London native and now San Francisco Bay Area-based painter Jenny Bloomfield has described her current practice of pairing up paintings as “twinning,” a term borrowed from the study of crystal formations, and referring to instances wherein structures may grow separately, but in symmetry and with a reflecting plane in common. The shared surface that mitigates the intergrowth of two crystal lattices could stand as a corollary to the conceptual base that underpins the binding together of two otherwise independent images, although in Bloomfield’s diptychs, as if in subversion of crystalline mirroring, she will often offset her panels at the joint, or join panels of disparate size and thickness, thus to breaking the symmetry.
In modern usage, diptych has come to mean any two images intended to be viewed together.

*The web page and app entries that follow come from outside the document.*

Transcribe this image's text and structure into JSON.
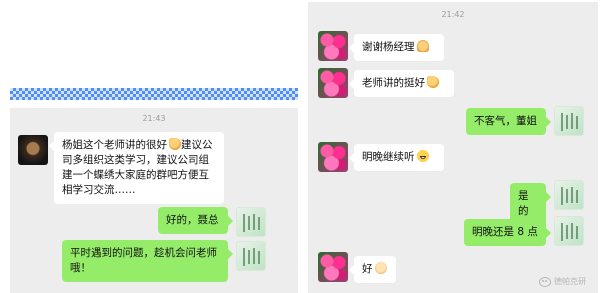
{
  "left_chat": {
    "timestamp": "21:43",
    "messages": [
      {
        "side": "in",
        "text": "杨姐这个老师讲的很好",
        "emoji": "thumbs-up",
        "text_after": "建议公司多组织这类学习，建议公司组建一个蝶绣大家庭的群吧方便互相学习交流……"
      },
      {
        "side": "out",
        "text": "好的，聂总"
      },
      {
        "side": "out",
        "text": "平时遇到的问题，趁机会问老师哦！"
      }
    ]
  },
  "right_chat": {
    "timestamp": "21:42",
    "messages": [
      {
        "side": "in",
        "text": "谢谢杨经理",
        "emoji": "folded-hands"
      },
      {
        "side": "in",
        "text": "老师讲的挺好",
        "emoji": "thumbs-up"
      },
      {
        "side": "out",
        "text": "不客气，董姐"
      },
      {
        "side": "in",
        "text": "明晚继续听",
        "emoji": "grinning-face"
      },
      {
        "side": "out",
        "text": "是的"
      },
      {
        "side": "out",
        "text": "明晚还是 8 点"
      },
      {
        "side": "in",
        "text": "好",
        "emoji": "ok-hand"
      }
    ]
  },
  "watermark": {
    "text": "德帕克研"
  },
  "colors": {
    "bubble_out": "#95ec69",
    "bubble_in": "#ffffff",
    "chat_bg": "#ededed",
    "stripe": "#3b82f6"
  }
}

Originally, it referred specifically to a pair of painted panels connected with a hinge, allowing folding and carrying like a book. The practical point of fastening two pictures together to facilitate portability coincidentally strengthened their narrative, as traveling companions not only joined at the hip, but joined symbiotically as well, by association. The resultant continuity served the story told by the painting; it might pose a saint with a donor or a husband with a wife. Joining two abstract paintings is a greater challenge. At best it heightens the effect of each, and at worst it begs the question, why? It is just not easy to credibly graft two works that are already complete on their own. A good painting is diminished by close proximity to another; adding an appendage rarely salvages a bad one. Sometimes though, in the most successful of diptychs, Bloomfield’s for example, the whole is greater than the sum of the parts.

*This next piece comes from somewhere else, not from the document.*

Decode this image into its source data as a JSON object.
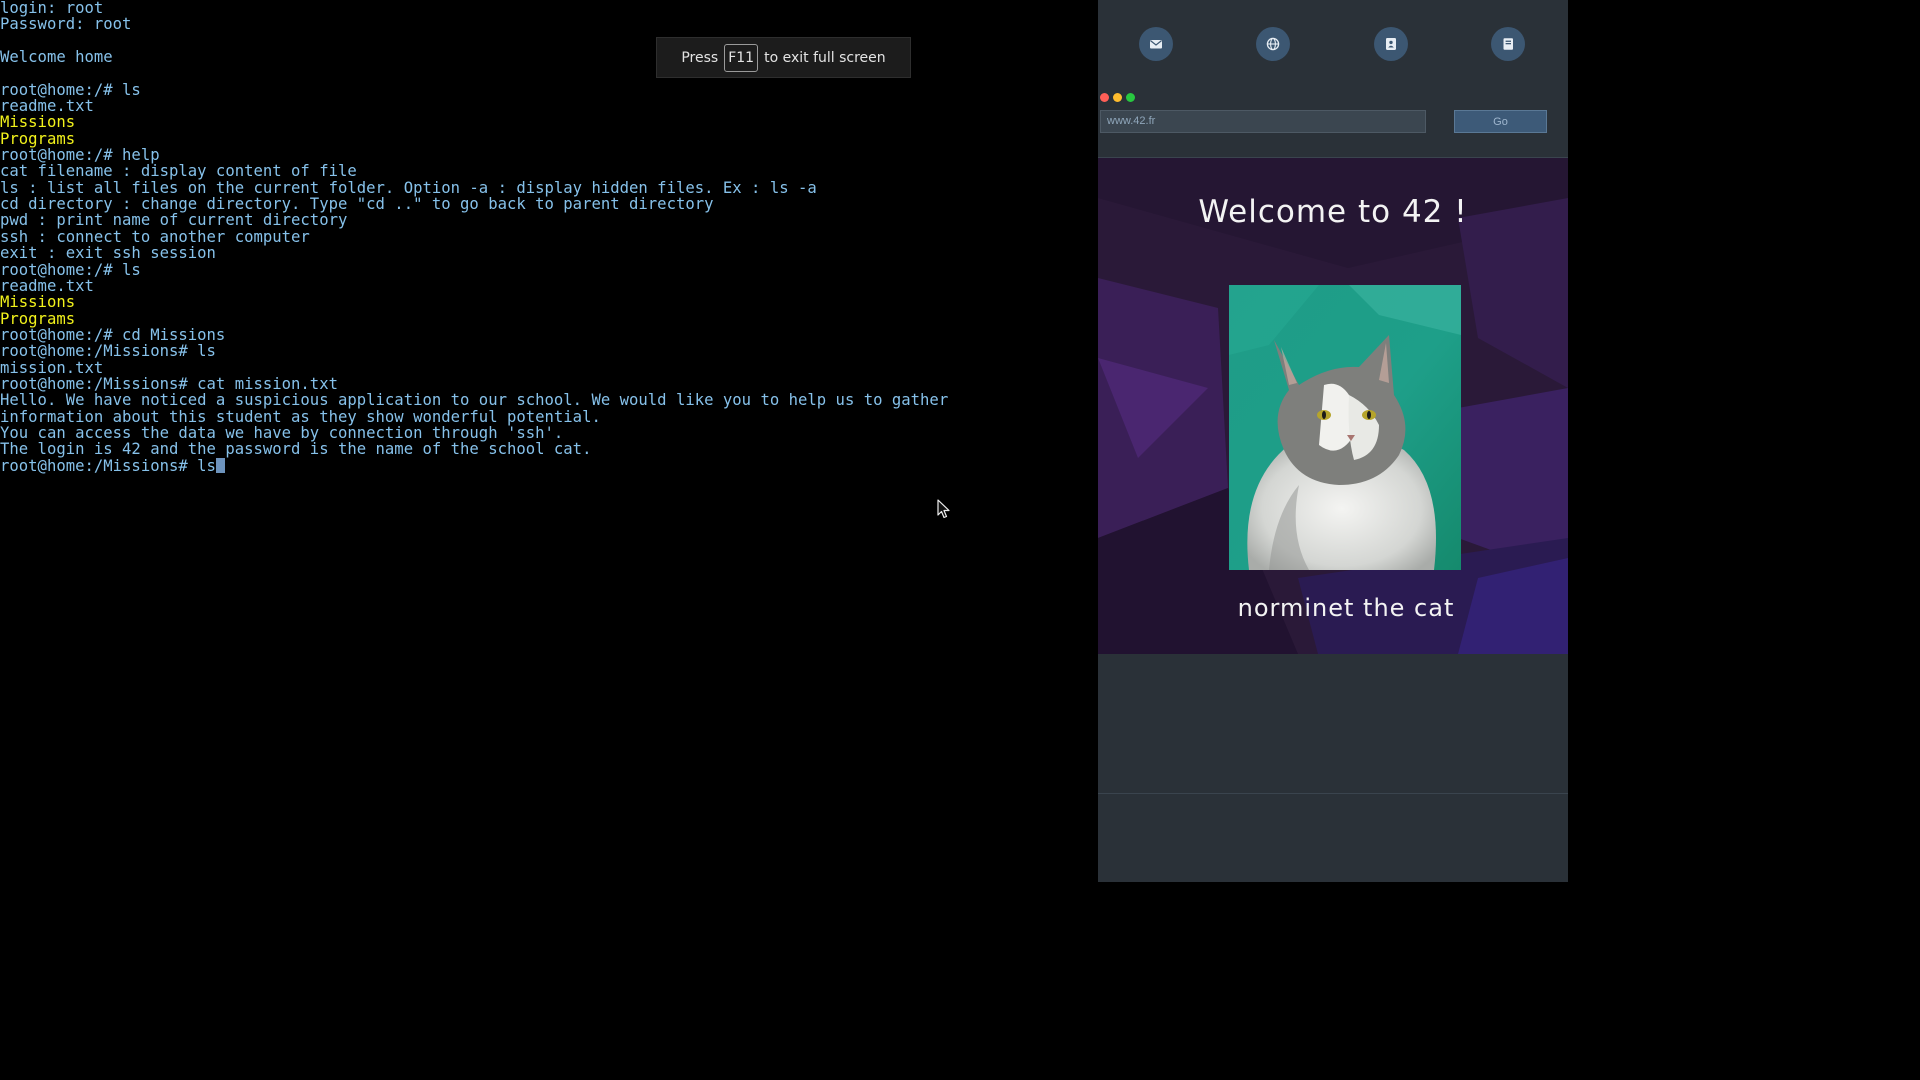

The modernist impulse to present imagery contiguously is long standing, with the syntax of much of contemporary art built upon juxtaposition of one sort or another. Perhaps the most primary is the conjoining of almost anything with the meta-trope of the art world itself, a form of staging. Common objects tend to engender uncommon experiences when isolated within the white cube of the exhibition space. Much of contemporary painting is inherently self-referential and doubling down on this internal reference can introduce some welcome relief. Many painters use multi-panel formats in an effort to extend the formal range of their medium, heighten the physical presence of their work, and even with pure painting, instill a sense of grammar. Bloomfield’s motives are no exception but what distinguishes her twins might be the serendipity of their attachment, extending it would seem almost by chance the reach and impact of her gesture.

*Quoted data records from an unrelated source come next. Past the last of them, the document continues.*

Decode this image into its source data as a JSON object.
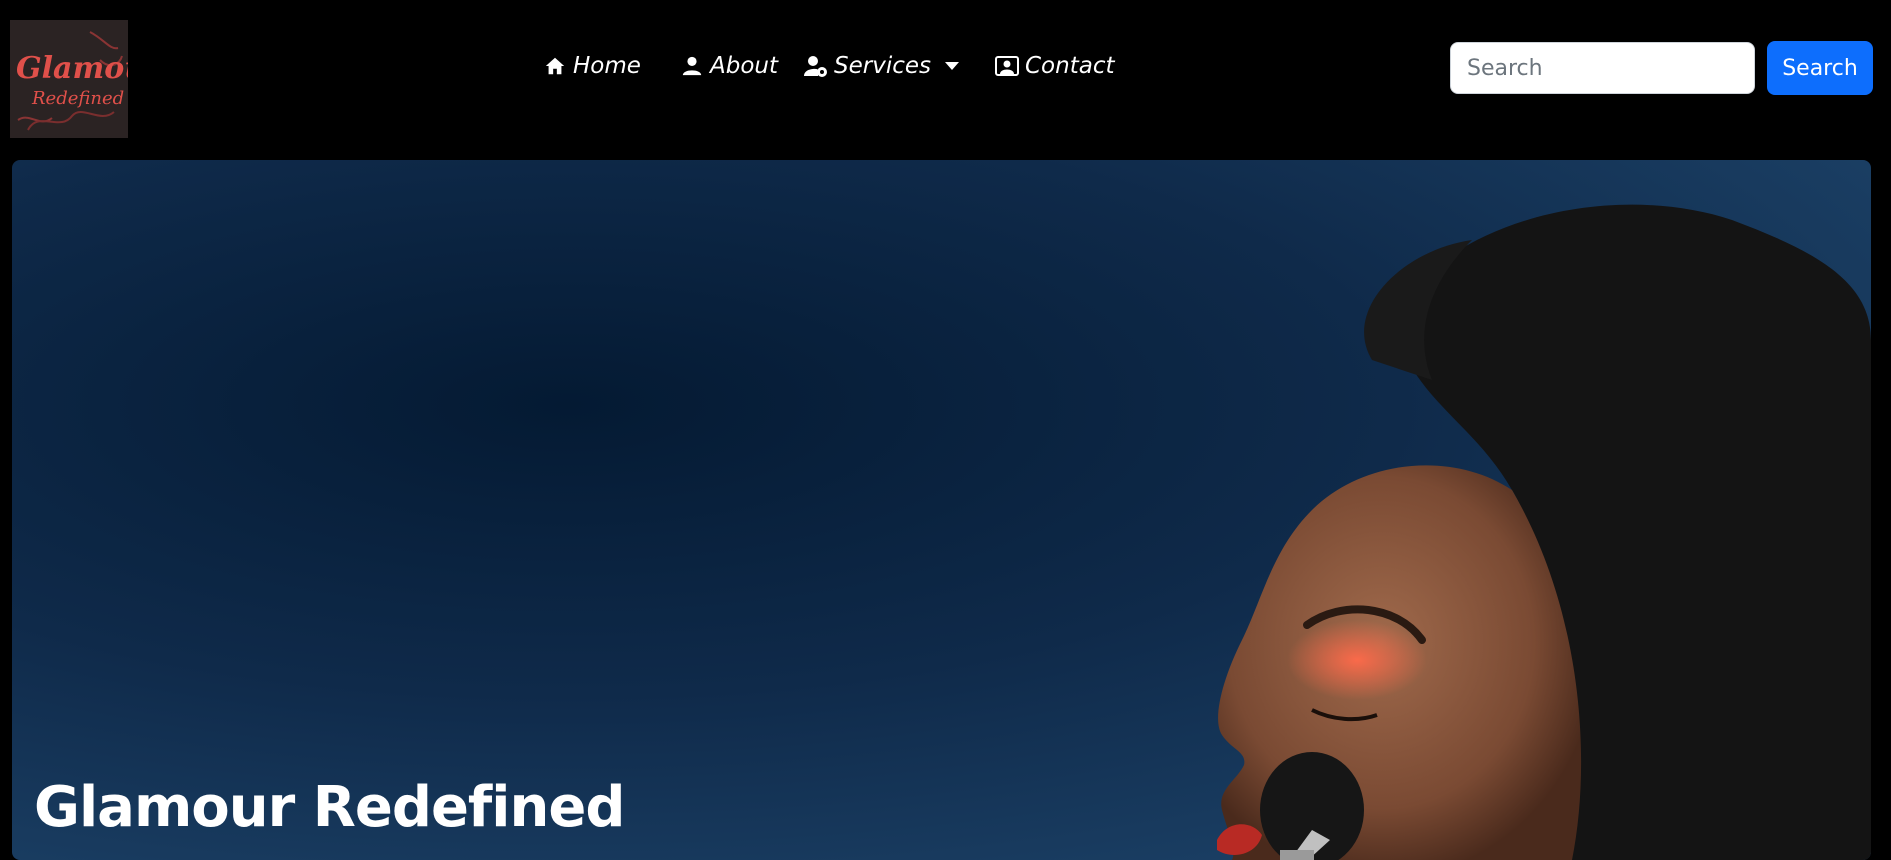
{
  "brand": {
    "logo_text_line1": "Glamour",
    "logo_text_line2": "Redefined"
  },
  "nav": {
    "items": [
      {
        "label": "Home",
        "icon": "home-icon"
      },
      {
        "label": "About",
        "icon": "person-icon"
      },
      {
        "label": "Services",
        "icon": "user-gear-icon",
        "dropdown": true
      },
      {
        "label": "Contact",
        "icon": "contact-card-icon"
      }
    ]
  },
  "search": {
    "placeholder": "Search",
    "value": "",
    "button_label": "Search"
  },
  "hero": {
    "title": "Glamour Redefined"
  },
  "colors": {
    "navbar_bg": "#000000",
    "search_button": "#0d6efd",
    "hero_bg": "#1a3e63",
    "logo_text": "#e0504a"
  }
}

Perhaps it is because Bloomfield’s individual canvases are so lacking in guile that they play well together, as things left to themselves, just as they are. They have something about them of the perfect fit of found objects, a cowbell paired with a railroad spike or such. Hanging in the gallery, her diptychs seem to reach out and bridge the gap between the artifice of the exhibition space and the husk of the world at large, the real world where pairing happens. The twinned charm and obdurate fact of a painting such as diptcych, Tin Hat, 2016, for example, remind me of why Peter Pan had to venture back from Neverland to London to get his shadow sewn back on. In the end Bloomfield has come full circle with the basic function of her diptychs, enhancing if not their portability, then their ability to transport.
Jenny Bloomfield in her Oakland studio